Although mixology may seem like a word that has recently become fashionable, it actually dates back to the 18th century and first appeared in 1987 according to the Merriam-Webster dictionary. Without having a copy of the original edition, it's impossible to be sure if the word mixology appears in the text or where it appears, although Google Books certainly suggests that it is somewhere. In the mid-19th century, the popularization of cocktails was initiated by the waiter and bar owner Jerry Thomas, often considered the founder of mixology. Nobody knows yet what the cocktails of the future will be like, but it is certain that the mixologists of tomorrow will have a wonderful time changing things.
Examples of the title “mixologist” in connection with the profession of waiter go back even further. It is also interesting to find multiple references to “well-known mixologists” from the late 18th and early 19th centuries. Even so, it makes you smile to know that celebrity waiters are no more a modern creation than the title of mixologist. Like molecular gastronomy, the very essence of cocktail making seems modern but, in some ways, also outdated, as a reminder of that brief era after the Internet, but before smartphones, when waiters and chefs achieved modern stardom.
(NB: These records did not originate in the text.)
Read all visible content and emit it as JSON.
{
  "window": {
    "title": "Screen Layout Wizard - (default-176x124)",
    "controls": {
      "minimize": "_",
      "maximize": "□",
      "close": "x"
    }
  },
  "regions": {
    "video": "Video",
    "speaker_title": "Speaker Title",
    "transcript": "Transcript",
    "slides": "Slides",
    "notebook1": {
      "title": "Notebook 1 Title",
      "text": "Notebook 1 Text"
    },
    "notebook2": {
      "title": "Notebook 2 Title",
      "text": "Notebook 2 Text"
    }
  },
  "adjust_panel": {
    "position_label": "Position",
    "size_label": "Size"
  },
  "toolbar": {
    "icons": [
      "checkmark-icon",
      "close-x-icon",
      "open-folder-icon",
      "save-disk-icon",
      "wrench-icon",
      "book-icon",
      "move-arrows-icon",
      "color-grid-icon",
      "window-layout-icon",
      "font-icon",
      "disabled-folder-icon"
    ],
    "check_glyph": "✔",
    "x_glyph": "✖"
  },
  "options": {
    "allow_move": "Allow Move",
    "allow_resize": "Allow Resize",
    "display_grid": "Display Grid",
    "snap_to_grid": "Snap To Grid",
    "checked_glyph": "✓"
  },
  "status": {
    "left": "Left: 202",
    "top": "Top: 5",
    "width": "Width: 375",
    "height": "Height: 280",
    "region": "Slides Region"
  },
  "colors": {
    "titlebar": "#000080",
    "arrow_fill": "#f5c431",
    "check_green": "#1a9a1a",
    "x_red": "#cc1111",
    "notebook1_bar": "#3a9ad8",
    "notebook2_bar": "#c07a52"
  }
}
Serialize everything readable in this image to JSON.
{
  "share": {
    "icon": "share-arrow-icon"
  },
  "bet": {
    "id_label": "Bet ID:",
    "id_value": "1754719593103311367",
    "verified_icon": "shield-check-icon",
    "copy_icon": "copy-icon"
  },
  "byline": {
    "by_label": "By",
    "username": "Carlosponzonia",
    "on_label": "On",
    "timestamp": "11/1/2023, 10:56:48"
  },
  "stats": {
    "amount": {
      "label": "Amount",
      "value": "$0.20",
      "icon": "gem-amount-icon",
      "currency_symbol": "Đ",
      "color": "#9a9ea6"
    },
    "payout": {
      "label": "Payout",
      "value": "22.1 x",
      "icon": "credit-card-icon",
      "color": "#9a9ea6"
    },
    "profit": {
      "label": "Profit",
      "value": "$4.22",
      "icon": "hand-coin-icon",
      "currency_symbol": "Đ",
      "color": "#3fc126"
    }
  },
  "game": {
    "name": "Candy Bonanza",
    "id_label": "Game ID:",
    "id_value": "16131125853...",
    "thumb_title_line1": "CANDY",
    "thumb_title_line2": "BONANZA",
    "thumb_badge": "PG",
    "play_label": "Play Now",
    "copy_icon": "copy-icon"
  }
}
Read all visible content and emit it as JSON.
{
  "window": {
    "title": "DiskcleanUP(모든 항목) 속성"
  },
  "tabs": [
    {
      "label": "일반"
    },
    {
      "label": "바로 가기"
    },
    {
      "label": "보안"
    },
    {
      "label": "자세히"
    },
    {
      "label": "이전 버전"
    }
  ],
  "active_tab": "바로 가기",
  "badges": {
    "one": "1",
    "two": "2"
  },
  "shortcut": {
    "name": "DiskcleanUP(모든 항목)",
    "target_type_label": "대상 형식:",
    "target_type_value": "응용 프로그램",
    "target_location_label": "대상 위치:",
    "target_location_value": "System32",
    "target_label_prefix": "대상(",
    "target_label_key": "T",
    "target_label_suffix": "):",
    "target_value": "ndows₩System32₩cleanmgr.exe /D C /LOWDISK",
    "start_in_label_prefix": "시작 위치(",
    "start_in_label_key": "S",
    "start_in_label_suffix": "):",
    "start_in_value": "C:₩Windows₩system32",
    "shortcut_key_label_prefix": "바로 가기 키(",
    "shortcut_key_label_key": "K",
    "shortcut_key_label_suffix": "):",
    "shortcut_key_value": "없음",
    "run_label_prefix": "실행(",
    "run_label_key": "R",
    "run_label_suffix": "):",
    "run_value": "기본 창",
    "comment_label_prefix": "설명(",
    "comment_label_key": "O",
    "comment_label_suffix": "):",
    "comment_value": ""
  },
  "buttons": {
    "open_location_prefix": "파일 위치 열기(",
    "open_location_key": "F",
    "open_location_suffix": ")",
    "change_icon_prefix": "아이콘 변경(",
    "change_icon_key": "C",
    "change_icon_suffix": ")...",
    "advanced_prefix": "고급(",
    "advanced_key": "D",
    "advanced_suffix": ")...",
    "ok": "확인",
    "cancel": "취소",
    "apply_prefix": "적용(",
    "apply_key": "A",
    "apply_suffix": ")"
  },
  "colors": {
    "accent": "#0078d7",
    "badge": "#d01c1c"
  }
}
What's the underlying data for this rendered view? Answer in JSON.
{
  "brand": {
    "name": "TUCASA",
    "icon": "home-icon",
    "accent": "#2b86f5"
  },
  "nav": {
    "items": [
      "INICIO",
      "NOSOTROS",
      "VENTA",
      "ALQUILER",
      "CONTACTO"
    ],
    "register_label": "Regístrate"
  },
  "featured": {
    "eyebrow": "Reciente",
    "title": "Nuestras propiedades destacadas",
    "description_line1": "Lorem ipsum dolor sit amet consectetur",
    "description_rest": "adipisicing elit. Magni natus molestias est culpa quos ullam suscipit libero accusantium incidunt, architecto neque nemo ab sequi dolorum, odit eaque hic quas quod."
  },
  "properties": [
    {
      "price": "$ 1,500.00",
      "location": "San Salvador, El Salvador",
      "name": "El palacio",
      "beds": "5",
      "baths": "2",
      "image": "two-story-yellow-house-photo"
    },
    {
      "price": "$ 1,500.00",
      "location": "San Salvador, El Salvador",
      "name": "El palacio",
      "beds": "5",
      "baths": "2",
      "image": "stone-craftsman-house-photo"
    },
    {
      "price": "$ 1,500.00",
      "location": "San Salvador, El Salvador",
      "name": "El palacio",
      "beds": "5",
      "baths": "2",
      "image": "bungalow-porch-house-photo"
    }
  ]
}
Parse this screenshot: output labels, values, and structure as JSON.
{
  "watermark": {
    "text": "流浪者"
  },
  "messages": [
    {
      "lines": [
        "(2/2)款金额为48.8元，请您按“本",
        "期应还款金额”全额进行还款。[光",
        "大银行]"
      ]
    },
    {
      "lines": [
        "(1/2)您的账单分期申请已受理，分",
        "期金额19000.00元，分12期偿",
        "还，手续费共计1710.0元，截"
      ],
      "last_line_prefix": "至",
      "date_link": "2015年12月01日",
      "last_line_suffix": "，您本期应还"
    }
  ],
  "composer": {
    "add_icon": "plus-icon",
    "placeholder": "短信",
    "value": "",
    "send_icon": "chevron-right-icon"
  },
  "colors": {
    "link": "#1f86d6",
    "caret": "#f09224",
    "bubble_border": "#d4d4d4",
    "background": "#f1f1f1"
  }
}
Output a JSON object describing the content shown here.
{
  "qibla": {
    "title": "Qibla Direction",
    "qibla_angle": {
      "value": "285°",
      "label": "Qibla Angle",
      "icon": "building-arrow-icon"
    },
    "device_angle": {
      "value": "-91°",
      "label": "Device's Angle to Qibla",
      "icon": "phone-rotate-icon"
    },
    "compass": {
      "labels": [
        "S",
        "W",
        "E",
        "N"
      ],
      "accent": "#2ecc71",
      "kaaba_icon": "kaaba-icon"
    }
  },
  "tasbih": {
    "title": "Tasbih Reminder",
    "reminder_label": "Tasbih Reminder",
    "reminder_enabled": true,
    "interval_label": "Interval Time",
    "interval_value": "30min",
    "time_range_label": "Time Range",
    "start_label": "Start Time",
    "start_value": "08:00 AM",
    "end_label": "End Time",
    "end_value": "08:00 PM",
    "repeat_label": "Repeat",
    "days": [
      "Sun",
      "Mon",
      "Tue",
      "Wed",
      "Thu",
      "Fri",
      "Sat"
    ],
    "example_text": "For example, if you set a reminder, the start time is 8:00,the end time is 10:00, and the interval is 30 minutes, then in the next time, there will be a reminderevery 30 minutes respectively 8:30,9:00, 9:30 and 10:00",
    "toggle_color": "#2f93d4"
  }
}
In recent years, innovative bars and modern speakeasies have led to a cocktail revival, and the United States has fallen in love again. The term mixologist seems to be inextricably linked to sophisticated equipment, such as rotary vaporizers and liquid nitrogen, and to delicate techniques, such as acid adjustment. Thomas was undoubtedly a pioneer, but he was just the first in a long list of mixologists who used their creativity and passion (and sometimes open fire) in their quest to create the perfect cocktail. As the epicenter of the craft cocktail revolution, the dark atmosphere and timeless style of Death %26 Co reflect the brand's aesthetic, as well as the owners' approach to contemporary cocktail making.
Many modern mixologists have looked to the past and have been inspired by bitters and shrubs, which use botanicals and bark to add depth and balance to cocktails. Nobody knows where the word comes from, although it originally referred to a single type of mixed drink, it is now a general term for mixed drinks in general. By codifying the measures and experimenting with mixing strategies to combine ingredients, in addition to discovering which flavors complement each other, Thomas laid the foundations for the cocktail and cocktail making of the next century.